Your assignment: Only the number is needed: count the lines below that hold the string "time".

Dataset excerpts:
==*==
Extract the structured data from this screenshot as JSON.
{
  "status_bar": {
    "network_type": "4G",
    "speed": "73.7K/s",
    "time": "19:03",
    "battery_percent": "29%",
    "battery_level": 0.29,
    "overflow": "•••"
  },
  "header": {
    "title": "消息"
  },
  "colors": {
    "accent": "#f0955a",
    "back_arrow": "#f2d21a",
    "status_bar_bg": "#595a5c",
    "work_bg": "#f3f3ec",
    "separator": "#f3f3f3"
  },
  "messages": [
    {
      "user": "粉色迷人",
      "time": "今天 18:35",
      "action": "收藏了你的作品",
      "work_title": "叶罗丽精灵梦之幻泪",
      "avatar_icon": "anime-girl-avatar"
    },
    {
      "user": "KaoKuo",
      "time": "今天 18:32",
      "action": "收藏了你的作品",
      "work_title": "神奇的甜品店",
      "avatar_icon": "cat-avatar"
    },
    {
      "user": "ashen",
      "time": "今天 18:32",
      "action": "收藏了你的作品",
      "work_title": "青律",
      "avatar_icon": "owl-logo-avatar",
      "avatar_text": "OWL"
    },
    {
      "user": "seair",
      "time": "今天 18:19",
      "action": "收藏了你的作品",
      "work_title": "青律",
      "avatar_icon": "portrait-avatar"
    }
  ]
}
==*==
Answer box: 5